The ultimate punchable offence is the inclusion of the 'Slow Johnny' character. A woeful attempt at knee-jerk sympathy while also setting him up to be a character who is laughed at and not with. Added to all this he also spends most of the time walking around with a sawn-off shotgun which is referred to again and again in the time-honoured tradition of "Ooo do you think that's going to be a plot device at the climax?" In case you were curious... yes it is.... I mean, they couldn't have the bizarre final scene if he didn't get shot.
It also doesn't help that in his unrelenting performance Tim Newman speaks in a voice stolen from Matt Lucas as Margery Daws. Really.Ok time to cut to the chase:
1) the chorus work hard but don't appear to do anything apart from that godawful we-are-good-mates-who-love-each-other acting which involves putting your arms around each others shoulders, smiling as you sing into each other's faces and occasionally punching your mates arm. They also do the equally irritating bad-chorus thing of about 3 of them wandering on zombie-stylee while the leads are singing and stand grouped at the back just to provide backing vocalese - like, stay in the bloody wings and sing there!

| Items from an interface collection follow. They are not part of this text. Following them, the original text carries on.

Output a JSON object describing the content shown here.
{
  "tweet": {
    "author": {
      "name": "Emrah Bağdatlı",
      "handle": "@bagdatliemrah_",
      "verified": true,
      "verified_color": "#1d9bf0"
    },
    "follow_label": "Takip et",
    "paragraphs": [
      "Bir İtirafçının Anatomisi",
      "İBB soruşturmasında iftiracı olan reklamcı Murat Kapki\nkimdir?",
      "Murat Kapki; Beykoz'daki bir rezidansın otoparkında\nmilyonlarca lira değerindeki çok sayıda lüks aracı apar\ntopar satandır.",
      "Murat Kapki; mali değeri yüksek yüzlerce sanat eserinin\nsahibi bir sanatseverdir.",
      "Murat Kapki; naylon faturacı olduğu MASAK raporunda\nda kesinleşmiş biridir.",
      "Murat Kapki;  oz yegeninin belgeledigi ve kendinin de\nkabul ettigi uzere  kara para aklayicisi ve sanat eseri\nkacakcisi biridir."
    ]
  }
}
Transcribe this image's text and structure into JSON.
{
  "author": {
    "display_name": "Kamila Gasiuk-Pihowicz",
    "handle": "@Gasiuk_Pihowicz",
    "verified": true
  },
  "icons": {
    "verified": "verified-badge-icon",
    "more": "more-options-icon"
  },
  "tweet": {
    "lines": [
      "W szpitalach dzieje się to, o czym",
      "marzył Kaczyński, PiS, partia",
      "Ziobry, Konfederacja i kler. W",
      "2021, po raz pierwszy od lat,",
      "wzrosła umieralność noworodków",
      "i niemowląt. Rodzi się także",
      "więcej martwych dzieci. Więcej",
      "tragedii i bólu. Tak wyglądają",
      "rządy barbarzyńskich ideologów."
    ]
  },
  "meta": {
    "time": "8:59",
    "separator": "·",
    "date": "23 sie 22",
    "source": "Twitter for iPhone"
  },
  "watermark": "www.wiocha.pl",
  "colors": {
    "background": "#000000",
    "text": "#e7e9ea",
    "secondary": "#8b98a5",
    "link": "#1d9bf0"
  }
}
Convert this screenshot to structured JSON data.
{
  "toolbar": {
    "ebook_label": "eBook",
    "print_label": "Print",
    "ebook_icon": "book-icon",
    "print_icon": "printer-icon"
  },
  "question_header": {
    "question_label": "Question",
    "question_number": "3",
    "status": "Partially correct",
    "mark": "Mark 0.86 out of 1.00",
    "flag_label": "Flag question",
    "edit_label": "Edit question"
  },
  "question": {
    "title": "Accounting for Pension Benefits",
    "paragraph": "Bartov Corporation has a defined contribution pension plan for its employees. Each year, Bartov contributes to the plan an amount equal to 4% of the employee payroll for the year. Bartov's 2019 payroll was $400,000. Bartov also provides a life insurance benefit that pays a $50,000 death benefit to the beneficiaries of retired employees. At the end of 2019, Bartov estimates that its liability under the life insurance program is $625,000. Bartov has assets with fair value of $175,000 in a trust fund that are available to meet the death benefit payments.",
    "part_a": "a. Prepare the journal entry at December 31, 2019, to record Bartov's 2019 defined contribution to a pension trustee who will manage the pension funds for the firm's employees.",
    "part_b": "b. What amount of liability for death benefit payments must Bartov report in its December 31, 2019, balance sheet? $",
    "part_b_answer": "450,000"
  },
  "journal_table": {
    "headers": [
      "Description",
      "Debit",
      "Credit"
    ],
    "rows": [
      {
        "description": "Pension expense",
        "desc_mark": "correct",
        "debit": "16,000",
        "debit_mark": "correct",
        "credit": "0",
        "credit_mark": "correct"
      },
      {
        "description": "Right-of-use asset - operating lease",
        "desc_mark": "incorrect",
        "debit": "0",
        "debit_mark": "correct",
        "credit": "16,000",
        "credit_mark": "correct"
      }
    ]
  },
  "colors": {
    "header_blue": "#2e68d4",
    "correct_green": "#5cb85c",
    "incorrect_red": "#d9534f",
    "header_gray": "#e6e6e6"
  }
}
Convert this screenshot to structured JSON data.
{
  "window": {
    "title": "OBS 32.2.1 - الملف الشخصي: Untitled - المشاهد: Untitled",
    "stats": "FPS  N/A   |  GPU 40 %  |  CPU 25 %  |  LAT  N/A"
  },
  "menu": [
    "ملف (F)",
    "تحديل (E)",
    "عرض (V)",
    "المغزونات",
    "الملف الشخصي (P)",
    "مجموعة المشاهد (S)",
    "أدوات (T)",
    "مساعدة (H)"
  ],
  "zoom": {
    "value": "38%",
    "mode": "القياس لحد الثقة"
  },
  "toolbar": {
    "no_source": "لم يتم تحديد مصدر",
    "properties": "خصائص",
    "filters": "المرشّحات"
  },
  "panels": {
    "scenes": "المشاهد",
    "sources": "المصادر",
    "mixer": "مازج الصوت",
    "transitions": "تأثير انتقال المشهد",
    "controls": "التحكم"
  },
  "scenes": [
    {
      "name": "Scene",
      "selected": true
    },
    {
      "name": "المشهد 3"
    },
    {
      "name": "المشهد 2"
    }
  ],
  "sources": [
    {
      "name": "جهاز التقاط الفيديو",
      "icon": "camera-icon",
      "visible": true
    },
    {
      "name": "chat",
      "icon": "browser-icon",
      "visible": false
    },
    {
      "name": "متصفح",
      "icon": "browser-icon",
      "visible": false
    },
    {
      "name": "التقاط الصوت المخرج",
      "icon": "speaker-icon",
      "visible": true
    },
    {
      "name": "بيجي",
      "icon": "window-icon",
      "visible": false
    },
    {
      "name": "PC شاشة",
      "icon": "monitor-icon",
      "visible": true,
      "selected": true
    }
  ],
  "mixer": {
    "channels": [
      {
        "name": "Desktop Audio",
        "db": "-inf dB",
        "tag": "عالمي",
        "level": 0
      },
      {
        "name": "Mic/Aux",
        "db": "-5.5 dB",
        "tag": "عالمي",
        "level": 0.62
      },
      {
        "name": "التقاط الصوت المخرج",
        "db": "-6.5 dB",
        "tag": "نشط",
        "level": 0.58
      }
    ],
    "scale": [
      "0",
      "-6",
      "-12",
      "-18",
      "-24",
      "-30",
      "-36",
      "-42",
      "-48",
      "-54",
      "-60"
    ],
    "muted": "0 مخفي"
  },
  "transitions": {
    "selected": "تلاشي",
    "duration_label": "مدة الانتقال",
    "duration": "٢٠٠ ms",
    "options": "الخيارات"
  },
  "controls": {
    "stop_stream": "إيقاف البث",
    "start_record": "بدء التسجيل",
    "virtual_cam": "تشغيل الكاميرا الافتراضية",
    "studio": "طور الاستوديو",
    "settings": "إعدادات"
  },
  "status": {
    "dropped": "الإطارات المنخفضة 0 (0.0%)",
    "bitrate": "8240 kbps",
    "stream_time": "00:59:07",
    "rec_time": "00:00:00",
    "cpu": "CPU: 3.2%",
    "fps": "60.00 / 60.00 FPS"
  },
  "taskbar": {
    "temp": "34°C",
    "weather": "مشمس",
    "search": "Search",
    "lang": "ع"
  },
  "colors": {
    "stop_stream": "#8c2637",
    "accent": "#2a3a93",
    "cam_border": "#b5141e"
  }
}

2) Nicola Brazil as Alice will be a shoe-in should they ever do STEPHANIE LAWRENCE- THE MUSICAL as she was the spitting image of her and also sounded like her too
3) Michael Pickering as Jack The Lad actually wasn't too bad and showed some promise for better shows to come
4) Louise English as Oirish Rosa had the low wattage needed by a production that needs a female co-star who won't pull focus
5) Christopher Timothy was ok - absolutely nothing to do but at least did it with a panache
6) I don't like him particularly but datgummit there is no denying David Essex is a genuine star, you notice him when he is onstage. It's just a shame that he is not bringing that wattage to a better show that might give him something more to do than chill out in his star vehicle and every so-often shoot cute glimpses at the adoring fans to make them shout out loud.
7) His score was insistent but not without it's nice spots - I really liked a moody ballad early in the 2nd act called "You're In My Heart" - but it's a shame that his hit songs stuck out so glaringly and were signposted a mile before they arrived.
8) There was no megamix for which I was profoundly grateful.
9) Ian Westbrook had designed a remarkably unoriginal set bearing in mind it was a fairground but dear God I was happy to gaze up and around it while the gurning feeb act was on.
10) For a while I was impressed with the sound design which included ominous muted soundscapes which were heard every so often, no doubt to remind us that it was bound to end in tears... then remembered that whatever you see at the Garrick it's punctuated every 5 minutes with the sound of the Northern Line.
All in all, a show I really cannot recommend.
But all the time I was there I was aware of being just happy to be sitting in a theatre. Says a lot about me that...